Data excerpts
____

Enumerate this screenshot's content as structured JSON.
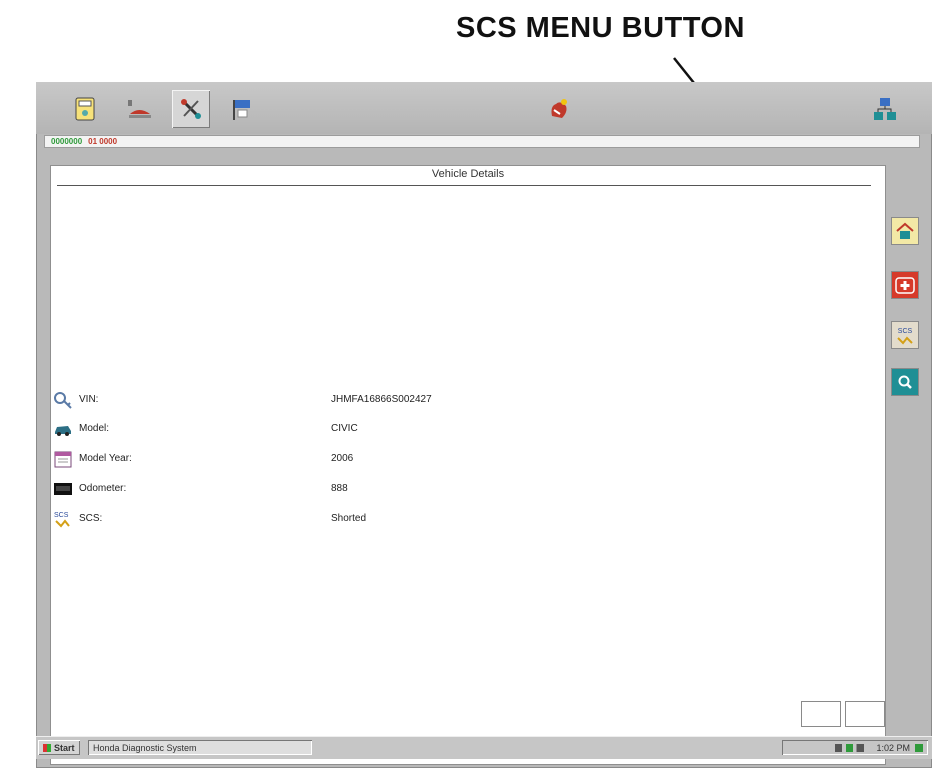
{
  "callout": {
    "text": "SCS MENU BUTTON"
  },
  "toolbar": {
    "buttons": [
      {
        "icon": "manual-book-icon"
      },
      {
        "icon": "vehicle-lift-icon"
      },
      {
        "icon": "tools-icon"
      },
      {
        "icon": "flag-icon"
      },
      {
        "icon": "hand-clean-icon"
      },
      {
        "icon": "network-diagnostic-icon"
      }
    ]
  },
  "status": {
    "part1": "0000000",
    "part2": "01 0000"
  },
  "panel": {
    "title": "Vehicle Details",
    "rows": [
      {
        "label": "VIN:",
        "value": "JHMFA16866S002427",
        "icon": "key-icon"
      },
      {
        "label": "Model:",
        "value": "CIVIC",
        "icon": "car-icon"
      },
      {
        "label": "Model Year:",
        "value": "2006",
        "icon": "calendar-icon"
      },
      {
        "label": "Odometer:",
        "value": "888",
        "icon": "odometer-icon"
      },
      {
        "label": "SCS:",
        "value": "Shorted",
        "icon": "scs-connector-icon"
      }
    ]
  },
  "sidebar": {
    "buttons": [
      {
        "icon": "home-icon"
      },
      {
        "icon": "first-aid-icon"
      },
      {
        "icon": "scs-menu-icon",
        "label": "SCS"
      },
      {
        "icon": "search-help-icon"
      }
    ]
  },
  "taskbar": {
    "start": "Start",
    "task": "Honda Diagnostic System",
    "clock": "1:02 PM"
  },
  "colors": {
    "accent_teal": "#1f8f95",
    "status_green": "#2e9a3a",
    "status_red": "#c0392b"
  }
}
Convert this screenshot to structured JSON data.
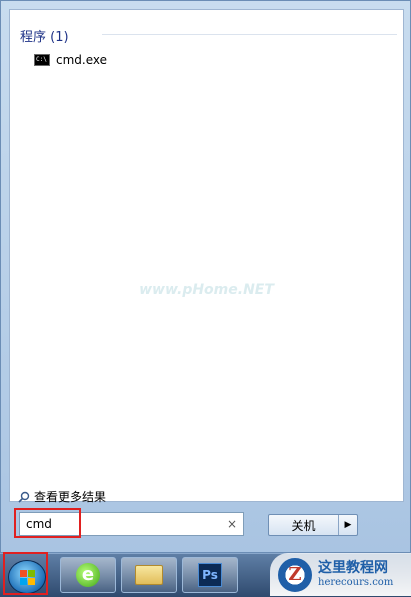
{
  "results": {
    "group_title": "程序 (1)",
    "items": [
      {
        "label": "cmd.exe",
        "icon": "cmd-icon"
      }
    ]
  },
  "watermark_text": "www.pHome.NET",
  "see_more_label": "查看更多结果",
  "search": {
    "value": "cmd",
    "clear_glyph": "×"
  },
  "shutdown": {
    "label": "关机",
    "arrow_glyph": "▶"
  },
  "taskbar": {
    "ps_label": "Ps"
  },
  "site_logo": {
    "mark": "Z",
    "title": "这里教程网",
    "url": "herecours.com"
  },
  "colors": {
    "highlight": "#e02020",
    "group_title": "#1e3287"
  }
}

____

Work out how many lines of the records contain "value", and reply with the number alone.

6